At my library I'm responsible for ordering and maintaining our bestseller collection. This is a small collection of current, temporary books that are intended for leisure reading. I'll order a title, we'll keep it about 3-5 years, then I'll send it back to the company we bought it from.
I was going through a list of older titles last month and came across one that we'd had since 2005, but it had never circulated. For four years, it sat on our shelves unread, unappreciated, and unloved. This happens sometimes, and it essentially means that I ordered a dud. And now it was time to send it back.
But I couldn't do it. So I decided I would check it out. To save it the shame of never having been read. This wasn't just a pity read. It was an interesting title: A Necessary Spectacle: Billie Jean King, Bobby Riggs, and the Tennis Match That Leveled the Game by Selena Roberts.
It's actually a really good book. It's about the "Battle of the Sexes" tennis match in 1973, where King, in her prime, took on the 55-year-old sexist Riggs, who boasted that no woman could ever beat him.
It's a story that involves biography, sexism, sensationalism, civil rights, hucksterism, equal rights, sexuality, and tennis.
Following my tradition of reviewing books while I'm in the middle of them, here are a few thoughts on the story.
A lot of people have heard of the "Battle of the Sexes" match, but many don't know (I didn't, anyway) that there was a precursor to this match between King and Riggs. Earlier in the year, because Bobby Riggs couldn't get BJK to play him, he played Margaret Court. Court was one of the best (if not the best) women players in the world at the time, but she was completely clueless about the significance of the match. She had a conservative, traditional attitude and didn't trust the "women's libbers." She thought Riggs was just a tasteless, yet harmless old geezer who wanted to play an exhibition.
She didn't take the match seriously, and got her butt handed to her.
This just ratcheted up Riggs' sexist remarks, and consequently Billie Jean felt she had no choice now but to face Bobby and put things right. This wasn't just a meaningless exhibition between two tennis stars. Many people, even other top female tennis stars, didn't believe that King could beat Riggs. They bought into the myth that a woman couldn't beat a man.

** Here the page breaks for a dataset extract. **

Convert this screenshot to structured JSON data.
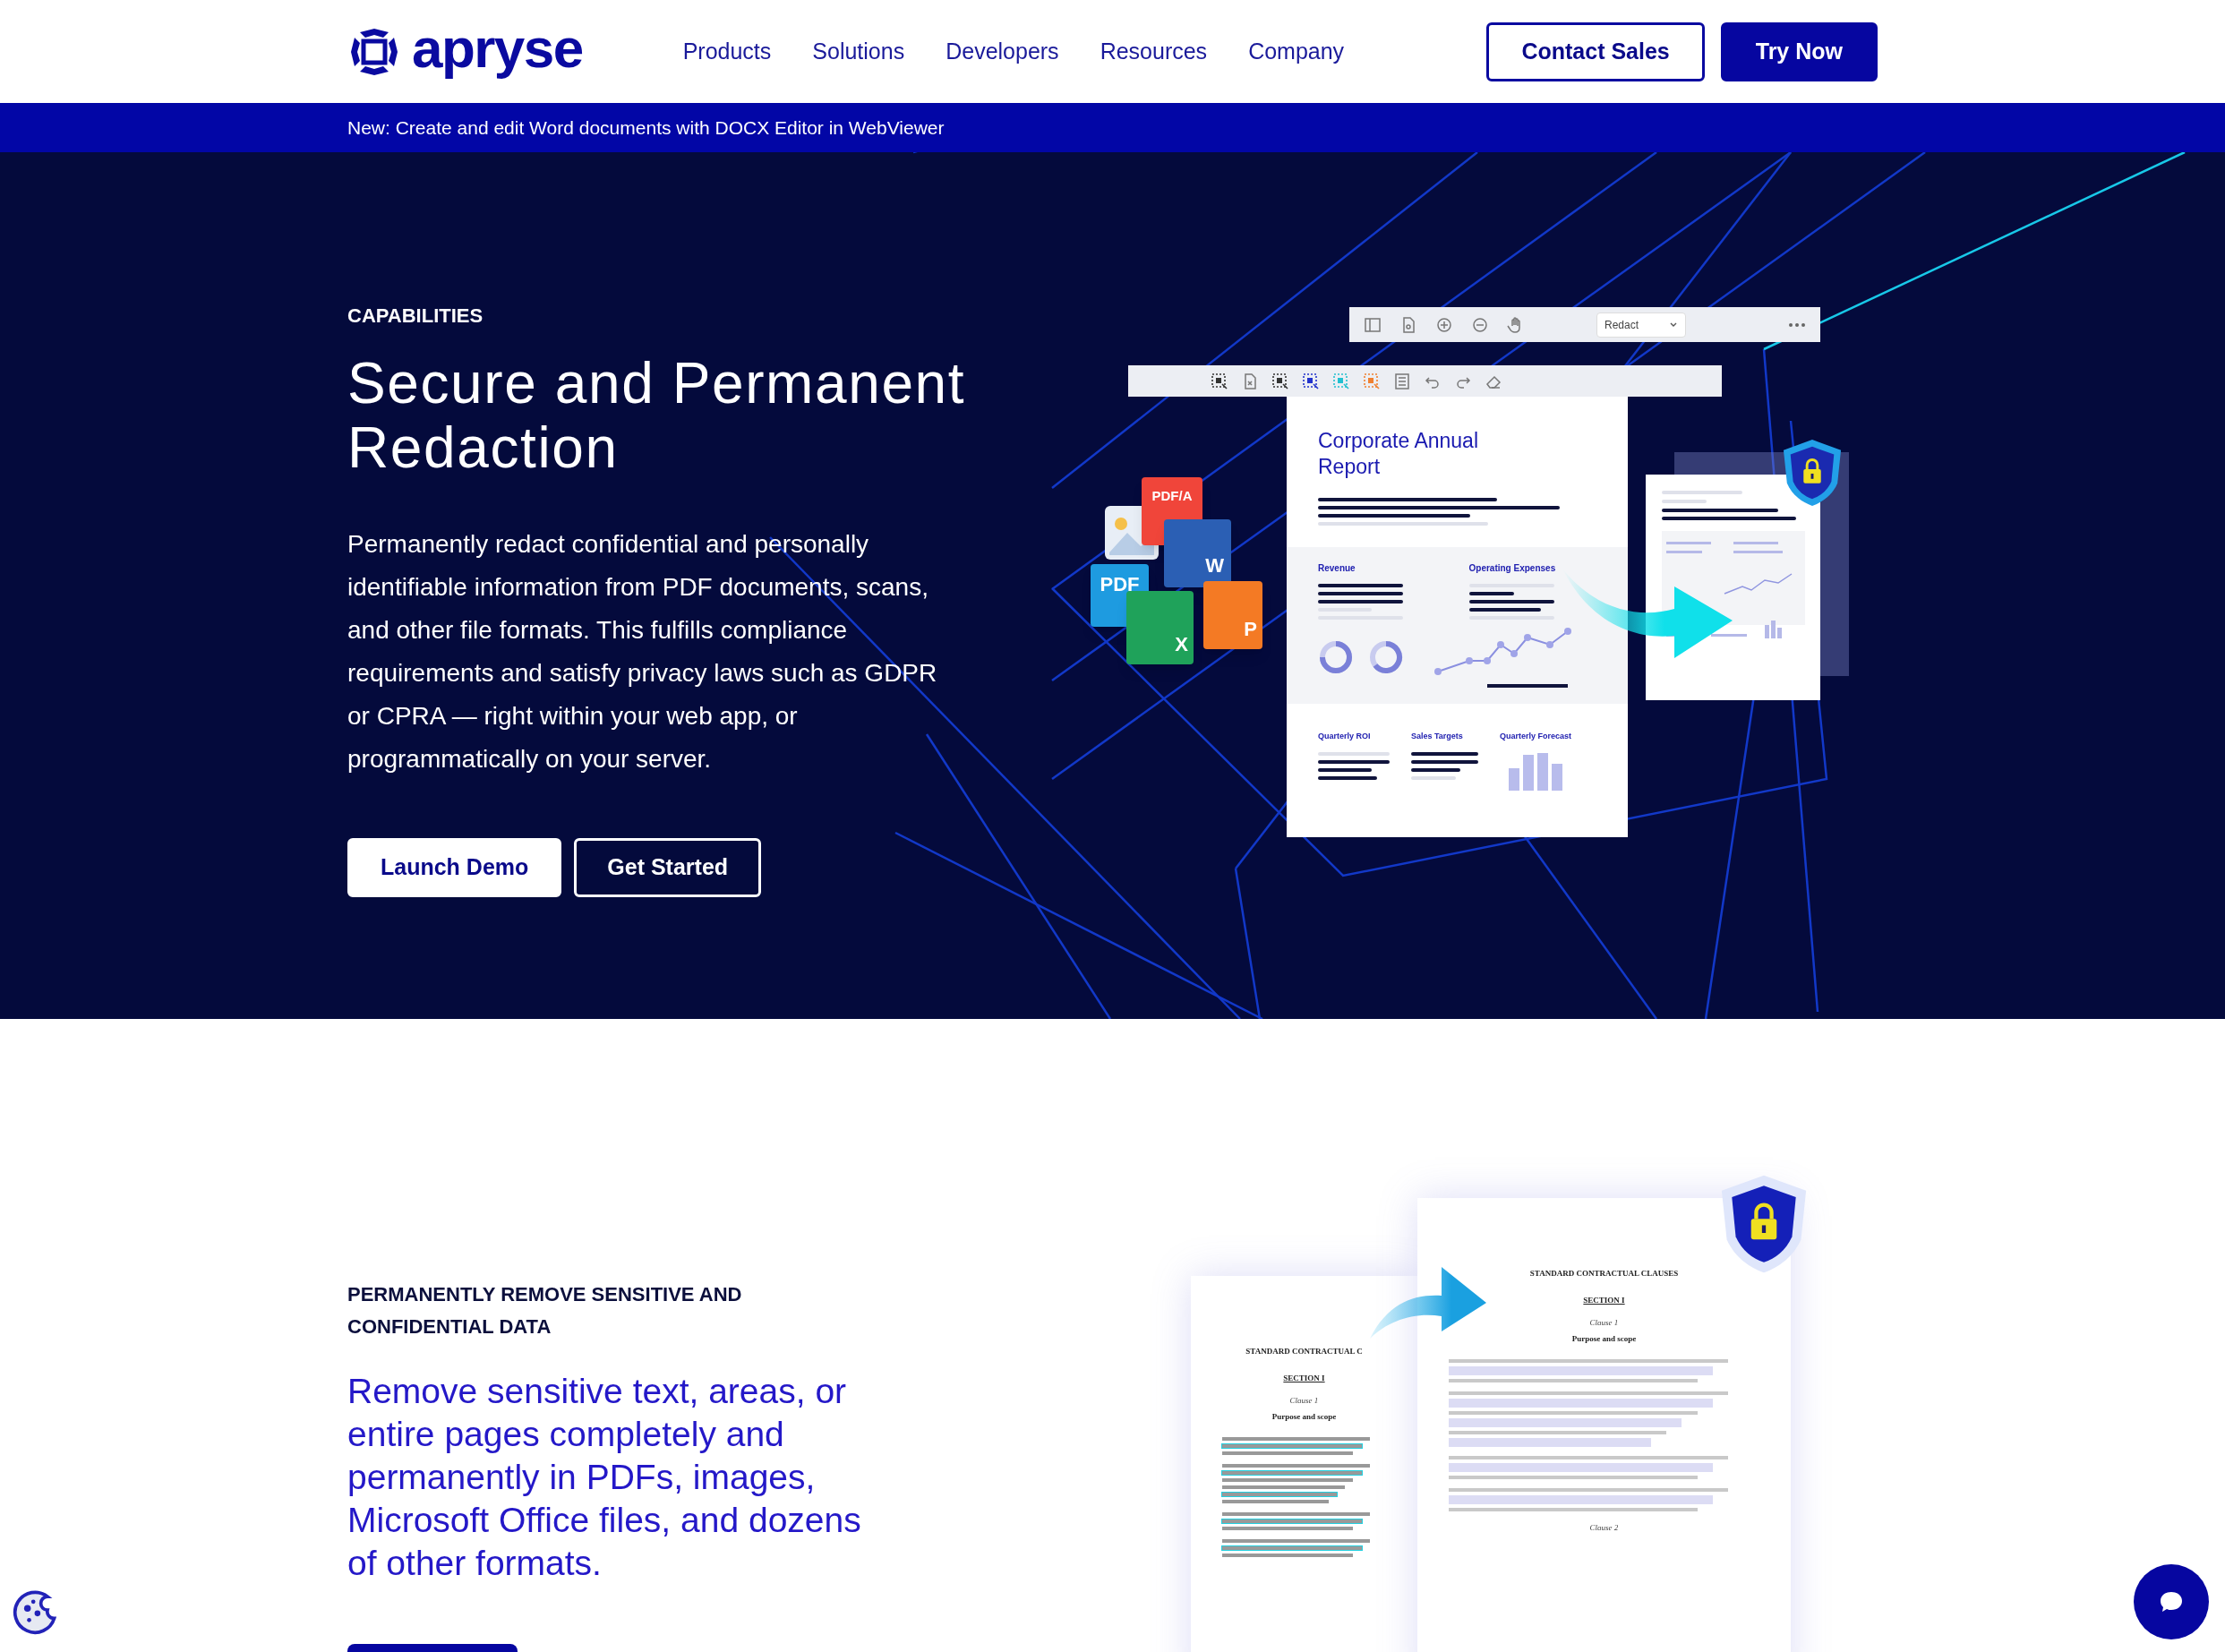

Women at the time were fighting for equal rights. Female tennis pros wanted a more equitable share of proceeds. Title IX was being considered. There was a lot at stake. For example, a woman like Billie Jean King, who was the primary breadwinner in her family, couldn't even get a credit card. Her husband, on the other hand, got applications in the mail all the time.
Riggs, for his part, was just in it just for the attention and money. It seems that he was just as clueless as Court had been. In press conferences he would talk trash to King, saying outrageously sexist things in an effort to get attention and press. When she called him a creep, he was shocked and hurt that she would go after him personally. He just didn't seem to get how important the equal rights movement was.

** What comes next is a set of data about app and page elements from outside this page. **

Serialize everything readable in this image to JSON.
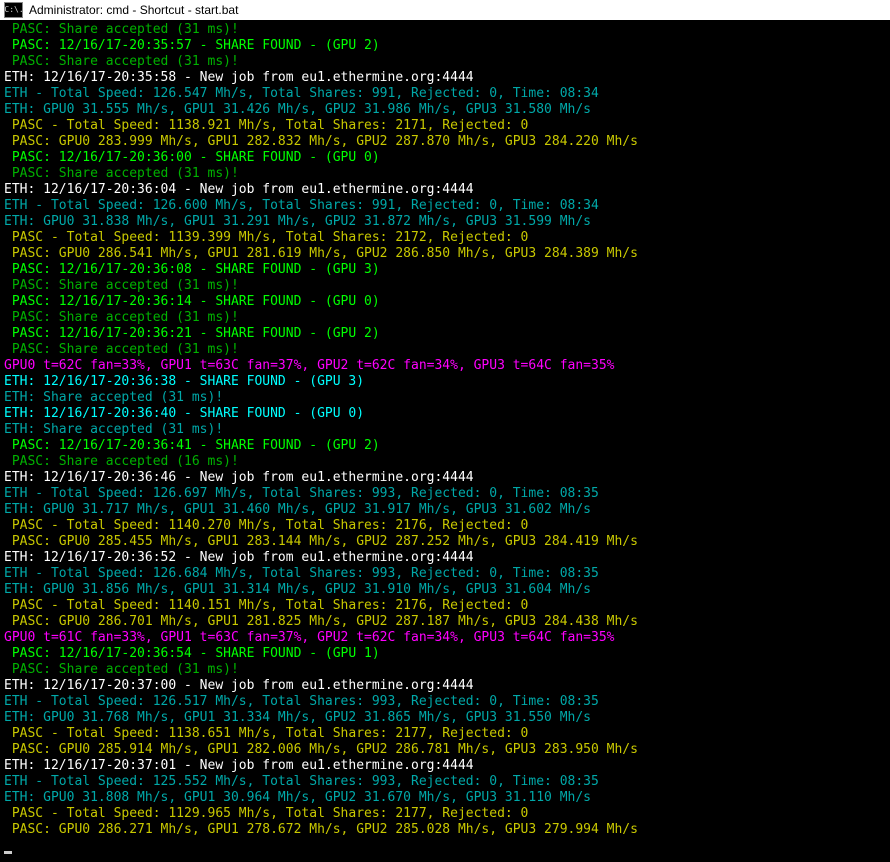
{
  "window": {
    "title": "Administrator: cmd - Shortcut - start.bat",
    "icon_label": "C:\\."
  },
  "lines": [
    {
      "class": "c-green",
      "text": " PASC: Share accepted (31 ms)!"
    },
    {
      "class": "c-lime",
      "text": " PASC: 12/16/17-20:35:57 - SHARE FOUND - (GPU 2)"
    },
    {
      "class": "c-green",
      "text": " PASC: Share accepted (31 ms)!"
    },
    {
      "class": "c-white",
      "text": "ETH: 12/16/17-20:35:58 - New job from eu1.ethermine.org:4444"
    },
    {
      "class": "c-teal",
      "text": "ETH - Total Speed: 126.547 Mh/s, Total Shares: 991, Rejected: 0, Time: 08:34"
    },
    {
      "class": "c-teal",
      "text": "ETH: GPU0 31.555 Mh/s, GPU1 31.426 Mh/s, GPU2 31.986 Mh/s, GPU3 31.580 Mh/s"
    },
    {
      "class": "c-yellow",
      "text": " PASC - Total Speed: 1138.921 Mh/s, Total Shares: 2171, Rejected: 0"
    },
    {
      "class": "c-yellow",
      "text": " PASC: GPU0 283.999 Mh/s, GPU1 282.832 Mh/s, GPU2 287.870 Mh/s, GPU3 284.220 Mh/s"
    },
    {
      "class": "c-lime",
      "text": " PASC: 12/16/17-20:36:00 - SHARE FOUND - (GPU 0)"
    },
    {
      "class": "c-green",
      "text": " PASC: Share accepted (31 ms)!"
    },
    {
      "class": "c-white",
      "text": "ETH: 12/16/17-20:36:04 - New job from eu1.ethermine.org:4444"
    },
    {
      "class": "c-teal",
      "text": "ETH - Total Speed: 126.600 Mh/s, Total Shares: 991, Rejected: 0, Time: 08:34"
    },
    {
      "class": "c-teal",
      "text": "ETH: GPU0 31.838 Mh/s, GPU1 31.291 Mh/s, GPU2 31.872 Mh/s, GPU3 31.599 Mh/s"
    },
    {
      "class": "c-yellow",
      "text": " PASC - Total Speed: 1139.399 Mh/s, Total Shares: 2172, Rejected: 0"
    },
    {
      "class": "c-yellow",
      "text": " PASC: GPU0 286.541 Mh/s, GPU1 281.619 Mh/s, GPU2 286.850 Mh/s, GPU3 284.389 Mh/s"
    },
    {
      "class": "c-lime",
      "text": " PASC: 12/16/17-20:36:08 - SHARE FOUND - (GPU 3)"
    },
    {
      "class": "c-green",
      "text": " PASC: Share accepted (31 ms)!"
    },
    {
      "class": "c-lime",
      "text": " PASC: 12/16/17-20:36:14 - SHARE FOUND - (GPU 0)"
    },
    {
      "class": "c-green",
      "text": " PASC: Share accepted (31 ms)!"
    },
    {
      "class": "c-lime",
      "text": " PASC: 12/16/17-20:36:21 - SHARE FOUND - (GPU 2)"
    },
    {
      "class": "c-green",
      "text": " PASC: Share accepted (31 ms)!"
    },
    {
      "class": "c-magenta",
      "text": "GPU0 t=62C fan=33%, GPU1 t=63C fan=37%, GPU2 t=62C fan=34%, GPU3 t=64C fan=35%"
    },
    {
      "class": "c-cyan",
      "text": "ETH: 12/16/17-20:36:38 - SHARE FOUND - (GPU 3)"
    },
    {
      "class": "c-teal",
      "text": "ETH: Share accepted (31 ms)!"
    },
    {
      "class": "c-cyan",
      "text": "ETH: 12/16/17-20:36:40 - SHARE FOUND - (GPU 0)"
    },
    {
      "class": "c-teal",
      "text": "ETH: Share accepted (31 ms)!"
    },
    {
      "class": "c-lime",
      "text": " PASC: 12/16/17-20:36:41 - SHARE FOUND - (GPU 2)"
    },
    {
      "class": "c-green",
      "text": " PASC: Share accepted (16 ms)!"
    },
    {
      "class": "c-white",
      "text": "ETH: 12/16/17-20:36:46 - New job from eu1.ethermine.org:4444"
    },
    {
      "class": "c-teal",
      "text": "ETH - Total Speed: 126.697 Mh/s, Total Shares: 993, Rejected: 0, Time: 08:35"
    },
    {
      "class": "c-teal",
      "text": "ETH: GPU0 31.717 Mh/s, GPU1 31.460 Mh/s, GPU2 31.917 Mh/s, GPU3 31.602 Mh/s"
    },
    {
      "class": "c-yellow",
      "text": " PASC - Total Speed: 1140.270 Mh/s, Total Shares: 2176, Rejected: 0"
    },
    {
      "class": "c-yellow",
      "text": " PASC: GPU0 285.455 Mh/s, GPU1 283.144 Mh/s, GPU2 287.252 Mh/s, GPU3 284.419 Mh/s"
    },
    {
      "class": "c-white",
      "text": "ETH: 12/16/17-20:36:52 - New job from eu1.ethermine.org:4444"
    },
    {
      "class": "c-teal",
      "text": "ETH - Total Speed: 126.684 Mh/s, Total Shares: 993, Rejected: 0, Time: 08:35"
    },
    {
      "class": "c-teal",
      "text": "ETH: GPU0 31.856 Mh/s, GPU1 31.314 Mh/s, GPU2 31.910 Mh/s, GPU3 31.604 Mh/s"
    },
    {
      "class": "c-yellow",
      "text": " PASC - Total Speed: 1140.151 Mh/s, Total Shares: 2176, Rejected: 0"
    },
    {
      "class": "c-yellow",
      "text": " PASC: GPU0 286.701 Mh/s, GPU1 281.825 Mh/s, GPU2 287.187 Mh/s, GPU3 284.438 Mh/s"
    },
    {
      "class": "c-magenta",
      "text": "GPU0 t=61C fan=33%, GPU1 t=63C fan=37%, GPU2 t=62C fan=34%, GPU3 t=64C fan=35%"
    },
    {
      "class": "c-lime",
      "text": " PASC: 12/16/17-20:36:54 - SHARE FOUND - (GPU 1)"
    },
    {
      "class": "c-green",
      "text": " PASC: Share accepted (31 ms)!"
    },
    {
      "class": "c-white",
      "text": "ETH: 12/16/17-20:37:00 - New job from eu1.ethermine.org:4444"
    },
    {
      "class": "c-teal",
      "text": "ETH - Total Speed: 126.517 Mh/s, Total Shares: 993, Rejected: 0, Time: 08:35"
    },
    {
      "class": "c-teal",
      "text": "ETH: GPU0 31.768 Mh/s, GPU1 31.334 Mh/s, GPU2 31.865 Mh/s, GPU3 31.550 Mh/s"
    },
    {
      "class": "c-yellow",
      "text": " PASC - Total Speed: 1138.651 Mh/s, Total Shares: 2177, Rejected: 0"
    },
    {
      "class": "c-yellow",
      "text": " PASC: GPU0 285.914 Mh/s, GPU1 282.006 Mh/s, GPU2 286.781 Mh/s, GPU3 283.950 Mh/s"
    },
    {
      "class": "c-white",
      "text": "ETH: 12/16/17-20:37:01 - New job from eu1.ethermine.org:4444"
    },
    {
      "class": "c-teal",
      "text": "ETH - Total Speed: 125.552 Mh/s, Total Shares: 993, Rejected: 0, Time: 08:35"
    },
    {
      "class": "c-teal",
      "text": "ETH: GPU0 31.808 Mh/s, GPU1 30.964 Mh/s, GPU2 31.670 Mh/s, GPU3 31.110 Mh/s"
    },
    {
      "class": "c-yellow",
      "text": " PASC - Total Speed: 1129.965 Mh/s, Total Shares: 2177, Rejected: 0"
    },
    {
      "class": "c-yellow",
      "text": " PASC: GPU0 286.271 Mh/s, GPU1 278.672 Mh/s, GPU2 285.028 Mh/s, GPU3 279.994 Mh/s"
    }
  ]
}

So that's where I am in the book right now. I can't wait to see if women ever won the right to apply for credit cards.
Tim-Alone No More
8 years ago